Georgia Jones /  Fri, 20 May 2022

Nepean’s music programs are making a tremendous effort to lead the way in our return to regular life, with students and teachers alike paving the way for incoming grades. On June 2nd, Nepean’s music department will be giving performances for grade seven and eight students at Broadview and Fisher Park Summit Alternative School (FPSA). The primary goal of the event is to reintroduce students to the importance of music in schools, and inspire them to take part in their own school music programs.
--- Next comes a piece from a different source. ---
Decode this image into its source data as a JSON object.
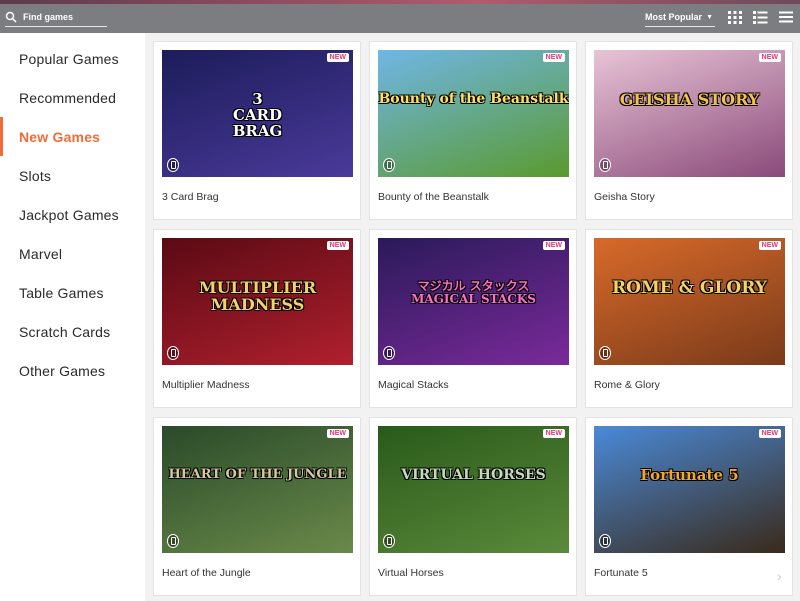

Earlier this week, I was given the opportunity to sit down and discuss this event with Mr. Carter, the vocal teacher and director of Nepean’s choir. He outlined that the day would begin with the NHS school choir, Junior concert band, and Jazz combo giving performances for Broadview’s visiting grade 7 and 8s in the morning, with a second performance to follow for the students at Fisher Park Summit Alternative in the afternoon. The goal of the visit is primarily to provide younger grades with an opportunity to ask questions, talk to Nepean students, and hopefully, learn about the numerous benefits of our school’s music department. As stated by Mr. Carter, “We want to be able to make a connection with the students. We haven’t been able to connect with them yet, we want to let them know what [our music program] is like: what the experience looks like, feels like, sounds like.”

This event is an essential step in our music program’s return to normalcy after years of restrictions inhibiting their ability to perform. Although countless school programs have been affected by COVID-19 in the past couple years, bands and choirs across Ottawa have been particularly impacted by the restrictions. For example, health and safety concerns in past years have caused significant reductions in music classes on an elementary level, preventing younger students from being able to develop an early interest in music. As a result, music programs and extracurriculars have struggled, with fewer students showing interest. Nevertheless, Nepean’s multitude of music programs have remained committed, and are helping to encourage younger students as we return to our regular routines.

The dedication of Nepean’s music students shone throughout COVID, as many remained committed to maintaining their skills despite the ever shifting guidelines. Mr. Carter recalled his experience in teaching vocals online, stating that it was, “Especially difficult; if people go into vocals class to sing in a choir, singing alone and doing recordings is not what people go into music for.” However, this hiatus from in-person rehearsals and performance is finally coming to an end as we slowly ease back into our regular school routines. Students and teachers alike within Nepean’s music program are eagerly awaiting the return of regular life. A member of Nepean’s choir and Jazz band summarized it this way; “The pandemic has only made these first few live performances more exciting; because of COVID, we missed out on almost two years of ensembles and performances, and I think we’re all feeling the impact that’s had. But what’s important is that we are getting back on track.”

This isn’t the only excitement planned for the future of music at NHS: there are many upcoming events where students can enjoy the talents of Nepean’s choir and Jazz band. For example, on June 8th, shortly after their visit to FPSA, Nepean’s choir will be performing one of the first music nights since December 2019: a large end-of-year performance, showcasing the talents of NHS’s bands and choirs. Additionally, the Jazz band will be giving a performance at the upcoming Jazz festival, as well as at graduation towards the end of June. More information on these events can be found in the vocals hall for those interested in attending.

With the hope that the upcoming events will inspire more involvement from younger grades, Nepean’s music programs are excitedly awaiting the coming years, where a drastic surge in performances, involvement and community can be expected.

[N.B. Both Mr. Carter and the choir wish to extend a special thanks to Mr. Johnson, who provided endless support for Nepean’s music programs by enacting health and safety protocols and supporting program initiatives, to ensure that students were as safe as possible.]